16 March 2012
The Washington Post -- This West Virginia soldier who fought in the Civil War was unidentified until recently when a family member spotted him in a Library of Congress advertisement.
I caught this article in my local newspaper and it just reinforces for me the great value of getting photographic images “out there” and in front of people whenever possible. You never know who might be able to “identify” someone!
“The old photograph shows a young Confederate soldier posing proudly in an elegant uniform, with a pistol in his belt and a saber in his hand.
It is a well-known 1860s ambrotype worth thousands of dollars, and experts have identified the style of his buckle, the make of his revolver and the cavalry outfit in which he served.
But scholars at the Library of Congress, which was given the photo last year, had no idea who he was. Like scores of forgotten Civil War portraits, his was listed as "unidentified." Until this week.
Last Sunday, Karen Thatcher of
, opened a Washington Post Civil War history supplement. She spotted the picture in a Library of Congress advertisement, and realized: "That's Uncle Dave!" ...” Martinsburg, W.Va.
Read the full article.
Have you helped identify or has someone helped you identify individuals or groups in photos? Please share your stories about such with us!
copyright © National Ge
nealogical Society, 3108 Columbia Pike, Suite 300, Arlington, Virginia 22204-4370. http://www.ngsgenealogy.org.
Republication of UpFront articles is permitted and encouraged for non-commercial purposes without express permission from
NGS. Please drop us a note telling us where and when you are using the article. Express written permission is required if you wish to republish UpFront articles for commercial purposes. You may send a request for express written permission to UpFront@ngsgenealogy.org. All republished articles may not be edited or reworded and must contain the copyright statement found at the bottom of each UpFront article.
Think your friends, colleagues, or fellow genealogy researchers would find this blog post interesting?

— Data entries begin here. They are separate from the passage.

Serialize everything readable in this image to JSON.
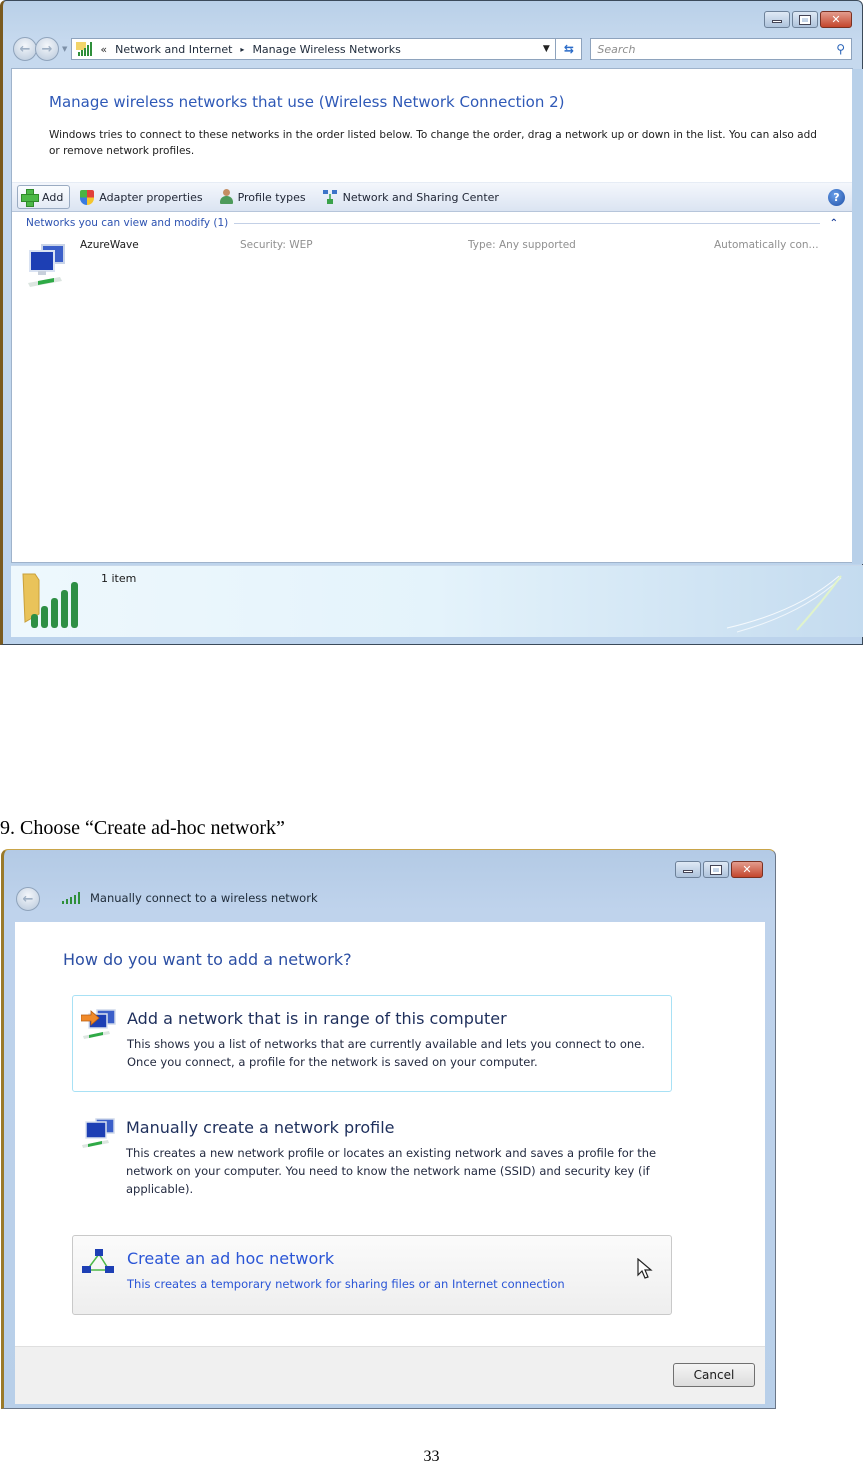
{
  "window1": {
    "breadcrumb": {
      "overflow_glyph": "«",
      "items": [
        "Network and Internet",
        "Manage Wireless Networks"
      ],
      "separator": "▸"
    },
    "search": {
      "placeholder": "Search"
    },
    "heading": "Manage wireless networks that use (Wireless Network Connection 2)",
    "description": "Windows tries to connect to these networks in the order listed below. To change the order, drag a network up or down in the list. You can also add or remove network profiles.",
    "toolbar": {
      "add": "Add",
      "adapter_properties": "Adapter properties",
      "profile_types": "Profile types",
      "network_sharing_center": "Network and Sharing Center",
      "help": "?"
    },
    "group": {
      "title": "Networks you can view and modify (1)",
      "collapse_glyph": "⌃"
    },
    "networks": [
      {
        "name": "AzureWave",
        "security": "Security:  WEP",
        "type": "Type:  Any supported",
        "mode": "Automatically con..."
      }
    ],
    "status": {
      "count": "1 item"
    }
  },
  "caption": "9. Choose “Create ad-hoc network”",
  "window2": {
    "title": "Manually connect to a wireless network",
    "question": "How do you want to add a network?",
    "options": [
      {
        "title": "Add a network that is in range of this computer",
        "description": "This shows you a list of networks that are currently available and lets you connect to one. Once you connect, a profile for the network is saved on your computer.",
        "icon": "network-arrow-icon"
      },
      {
        "title": "Manually create a network profile",
        "description": "This creates a new network profile or locates an existing network and saves a profile for the network on your computer. You need to know the network name (SSID) and security key (if applicable).",
        "icon": "network-computers-icon"
      },
      {
        "title": "Create an ad hoc network",
        "description": "This creates a temporary network for sharing files or an Internet connection",
        "icon": "adhoc-network-icon"
      }
    ],
    "cancel": "Cancel"
  },
  "page_number": "33",
  "colors": {
    "link_blue": "#2f59b7",
    "selected_blue": "#2a55d6",
    "close_red": "#c4462c",
    "aero_frame": "#b9d0e8"
  }
}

If so, please let them know that anyone can read past UpFront with NGS posts or subscribe!
Suggestions for topics for future UpFront with

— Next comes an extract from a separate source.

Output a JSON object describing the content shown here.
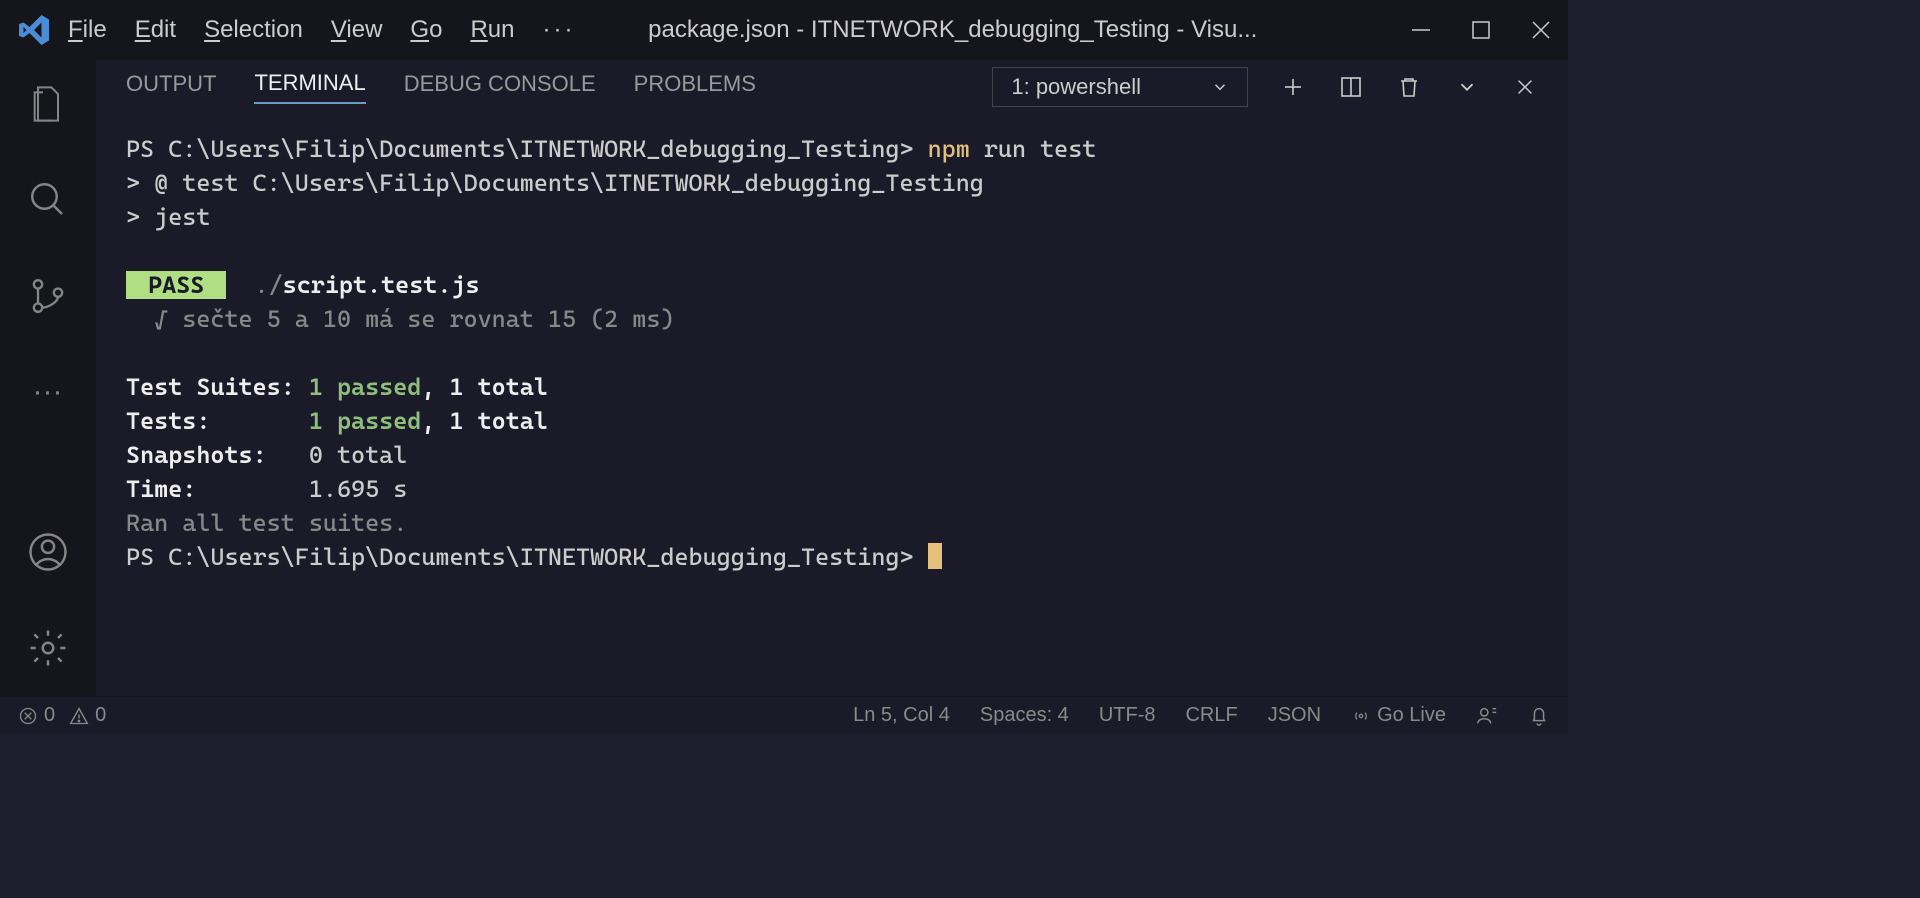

NGS posts are always welcome. Please send any suggested topics to UpfrontNGS@mosaicrpm.com